To prevent huge losses without any actual results, I decided to follow Lindsay Buroker’s advice and go with a targeted market campaign. Whilst you can advertise to everyone, you pay for every click. If these clicks aren’t getting you actual sales, then you’re effectively wasting money and being very inefficient. As it is, I am bidding 30cents for a click. With a royalty rate on Inside Evil of $2.70, it means that if I get one sale for every nine clicks, then I’m breaking even.

In addition to carefully selecting the groups of people I want my novel targeted at, I’ve included the price, the genre and the fact that Inside Evil is an eBook in the actual ad copy. This should stop people wanting paperbacks or crime thrillers clicking on the link and wasting my hard earned cash.

Currently I’m testing out two ads, both pointing to Amazon, to see which has the better CPC rate. I’ll probably add adverts for B&N and Smashwords over time, but at the moment I’m choosing to focus on Amazon whilst I get to grips with the advertising process.

In regards to money, I’ve only dumped $35 into the account. I’ve set a maximum of $5 per day, which gives me 16 clicks. You may not think this is very high, but CPC rates can be pretty unimpressive, as low as 0.05per cent, meaning that for me to max out I’ll actually need to have 32,000 indents during the space of the day to get those 16 clicks. We’ll see how it goes, but I’m not expecting to see these high numbers. And, of course, you can change your maximums or dump more cash in at any time.

Another note to add is that your advertising fund will cover all of your ads. I initially thought I would put $35 in for each of the two ads, but upon creating the second advert, I discovered that they come under the same umbrella.

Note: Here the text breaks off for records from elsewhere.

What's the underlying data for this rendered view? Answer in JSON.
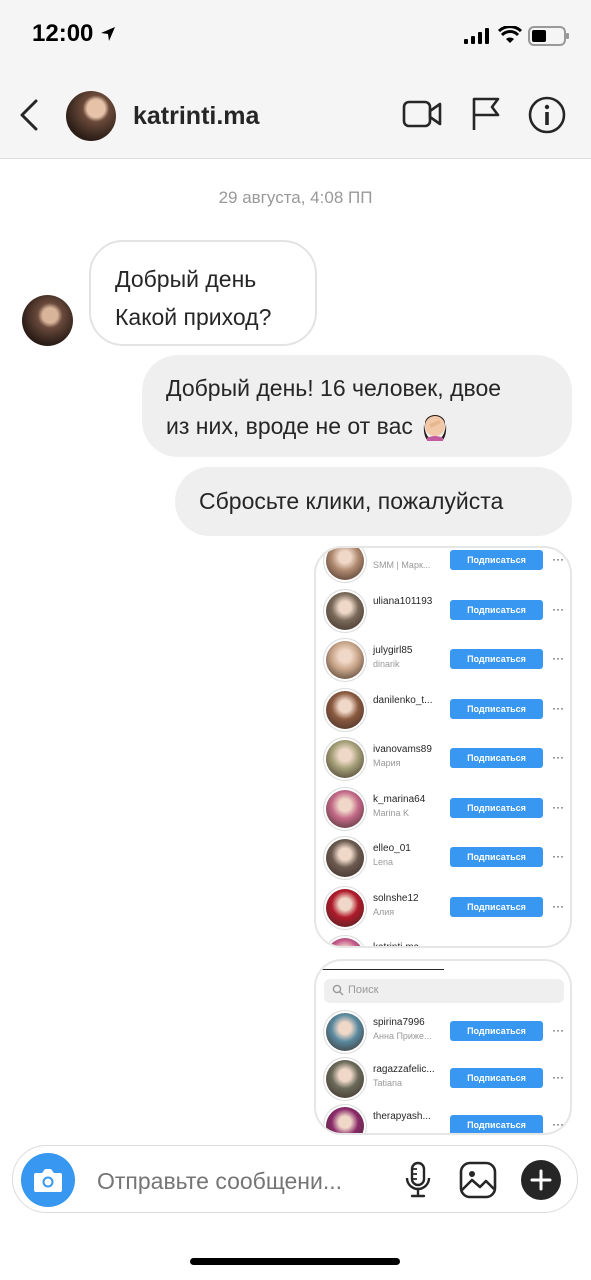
{
  "status_bar": {
    "time": "12:00"
  },
  "header": {
    "username": "katrinti.ma"
  },
  "thread": {
    "timestamp": "29 августа, 4:08 ПП",
    "incoming": {
      "line1": "Добрый день",
      "line2": "Какой приход?"
    },
    "outgoing1": {
      "line1": "Добрый день! 16 человек, двое",
      "line2": "из них, вроде не от вас"
    },
    "outgoing2": {
      "text": "Сбросьте клики, пожалуйста"
    }
  },
  "shot1": {
    "rows": [
      {
        "name": "",
        "sub": "SMM | Марк...",
        "button": "Подписаться",
        "avatar_color": "#b08a70"
      },
      {
        "name": "uliana101193",
        "sub": "",
        "button": "Подписаться",
        "avatar_color": "#7a6a5a"
      },
      {
        "name": "julygirl85",
        "sub": "dinarik",
        "button": "Подписаться",
        "avatar_color": "#c9a68a"
      },
      {
        "name": "danilenko_t...",
        "sub": "",
        "button": "Подписаться",
        "avatar_color": "#8a5a40"
      },
      {
        "name": "ivanovams89",
        "sub": "Мария",
        "button": "Подписаться",
        "avatar_color": "#a4a078"
      },
      {
        "name": "k_marina64",
        "sub": "Marina K",
        "button": "Подписаться",
        "avatar_color": "#c46a8a"
      },
      {
        "name": "elleo_01",
        "sub": "Lena",
        "button": "Подписаться",
        "avatar_color": "#6a5a50"
      },
      {
        "name": "solnshe12",
        "sub": "Алия",
        "button": "Подписаться",
        "avatar_color": "#b01a2a"
      },
      {
        "name": "katrinti.ma",
        "sub": "",
        "button": "",
        "avatar_color": "#c45a8a"
      }
    ]
  },
  "shot2": {
    "search_placeholder": "Поиск",
    "rows": [
      {
        "name": "spirina7996",
        "sub": "Анна Прижe...",
        "button": "Подписаться",
        "avatar_color": "#5a8aa0"
      },
      {
        "name": "ragazzafelic...",
        "sub": "Tatiana",
        "button": "Подписаться",
        "avatar_color": "#6a6a5a"
      },
      {
        "name": "therapyash...",
        "sub": "",
        "button": "Подписаться",
        "avatar_color": "#8a2a6a"
      }
    ]
  },
  "composer": {
    "placeholder": "Отправьте сообщени..."
  },
  "colors": {
    "accent": "#3897f0",
    "bubble_out": "#efefef",
    "text": "#262626"
  }
}
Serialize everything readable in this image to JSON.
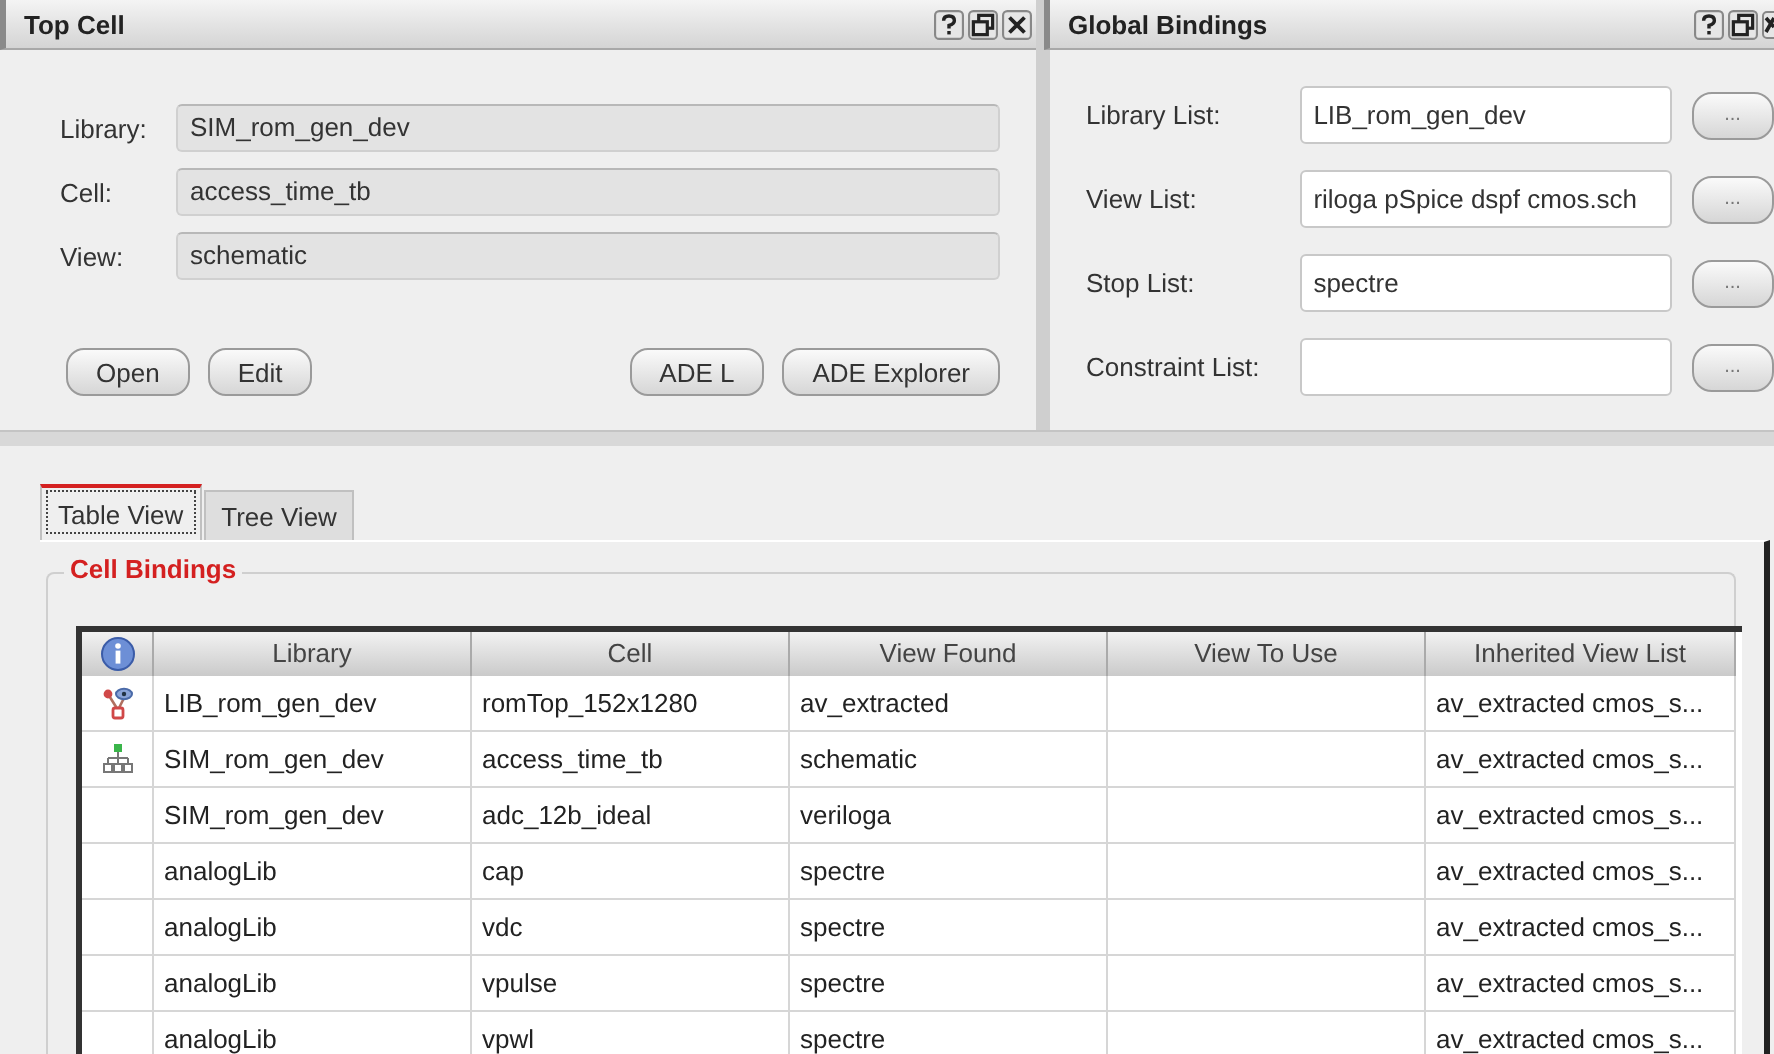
{
  "top_cell": {
    "title": "Top Cell",
    "fields": [
      {
        "label": "Library:",
        "value": "SIM_rom_gen_dev"
      },
      {
        "label": "Cell:",
        "value": "access_time_tb"
      },
      {
        "label": "View:",
        "value": "schematic"
      }
    ],
    "left_buttons": [
      "Open",
      "Edit"
    ],
    "right_buttons": [
      "ADE L",
      "ADE Explorer"
    ]
  },
  "global_bindings": {
    "title": "Global Bindings",
    "fields": [
      {
        "label": "Library List:",
        "value": "LIB_rom_gen_dev",
        "button": "..."
      },
      {
        "label": "View List:",
        "value": "riloga pSpice dspf cmos.sch",
        "button": "..."
      },
      {
        "label": "Stop List:",
        "value": "spectre",
        "button": "..."
      },
      {
        "label": "Constraint List:",
        "button": "..."
      }
    ]
  },
  "tabs": [
    {
      "label": "Table View",
      "selected": true
    },
    {
      "label": "Tree View",
      "selected": false
    }
  ],
  "cell_bindings": {
    "title": "Cell Bindings",
    "columns": [
      "Library",
      "Cell",
      "View Found",
      "View To Use",
      "Inherited View List"
    ],
    "rows": [
      {
        "kind": "extracted",
        "cells": [
          "LIB_rom_gen_dev",
          "romTop_152x1280",
          "av_extracted",
          "",
          "av_extracted cmos_s..."
        ]
      },
      {
        "kind": "hierarchy",
        "cells": [
          "SIM_rom_gen_dev",
          "access_time_tb",
          "schematic",
          "",
          "av_extracted cmos_s..."
        ]
      },
      {
        "kind": "plain",
        "cells": [
          "SIM_rom_gen_dev",
          "adc_12b_ideal",
          "veriloga",
          "",
          "av_extracted cmos_s..."
        ]
      },
      {
        "kind": "plain",
        "cells": [
          "analogLib",
          "cap",
          "spectre",
          "",
          "av_extracted cmos_s..."
        ]
      },
      {
        "kind": "plain",
        "cells": [
          "analogLib",
          "vdc",
          "spectre",
          "",
          "av_extracted cmos_s..."
        ]
      },
      {
        "kind": "plain",
        "cells": [
          "analogLib",
          "vpulse",
          "spectre",
          "",
          "av_extracted cmos_s..."
        ]
      },
      {
        "kind": "plain",
        "cells": [
          "analogLib",
          "vpwl",
          "spectre",
          "",
          "av_extracted cmos_s..."
        ]
      }
    ]
  }
}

This is great as it offers you the chance to play around with your CPC bid costs and different advert copies without having to invest an increasingly large sum of money.

So, you can see that creating a Goodreads book marketing campaign is fairly easy. From perusing forums and Kindleboards, it seems that some people have success with this route whilst others don’t.  My adverts have been live less than a day and have had 973 indents and no clicks so far.

I will update over the coming weeks 🙂

The First Book Sale

I’ve just done a small leap of excited joy. I got it. That elusive first book sale. I’m over the moon!

I’d never thought about self publishing before. That was, until I read the article with Amanda Hocking on The Guardian website which outlined her supreme success at making it as an e-author. Suddenly, an entire new world came into focus and I realised that the novels which had been languishing in my computer files could actually become something. Yes, they’d need some work, some hard hours and many edits to get them to a stage where I’d be happy to publish them. But, I could publish them, me, myself. I could put them online for everyone to see and reap the rewards and disappointments as they came.

So, in earnest, I set out to complete Inside Evil. A couple of months later and several extreme edits and rewrites, I uploaded to Amazon in less than a huge fanfare. In fact, I’ve been so secretive about my works that I haven’t shared it on Twitter or Facebook…surely a HUGE marketing faux pas. It’s not my fear of being rejected as such, but the fear of friends and family having to go through the motions of pretending to love my work whilst secretly hiding their true feelings. That’s what I truly fear. Releasing works which those who I love actually think are not worth the paper that they’re written on yet cannot say such things to my face. I can cope with strangers hating my work and criticising. From loved ones; that’s a whole other ballgame.

Having done NOTHING in the way of research into self publishing and marketing, I’m brand new at this whole venture. My sister bought the first copy of the book, but, to my delight, I’ve just signed into my account and almost a week to the hour after first uploading, I’ve my first sale. I’ve really done nothing in the way of marketing, other than setting up this blog and though one tiny, little, insignificant sale may seem like nothing, I’m overjoyed.

I’m now an author. I’ve published, I’ve sold. What an incredible feeling. And now I have to strive to continue this feeling for the upwards struggle!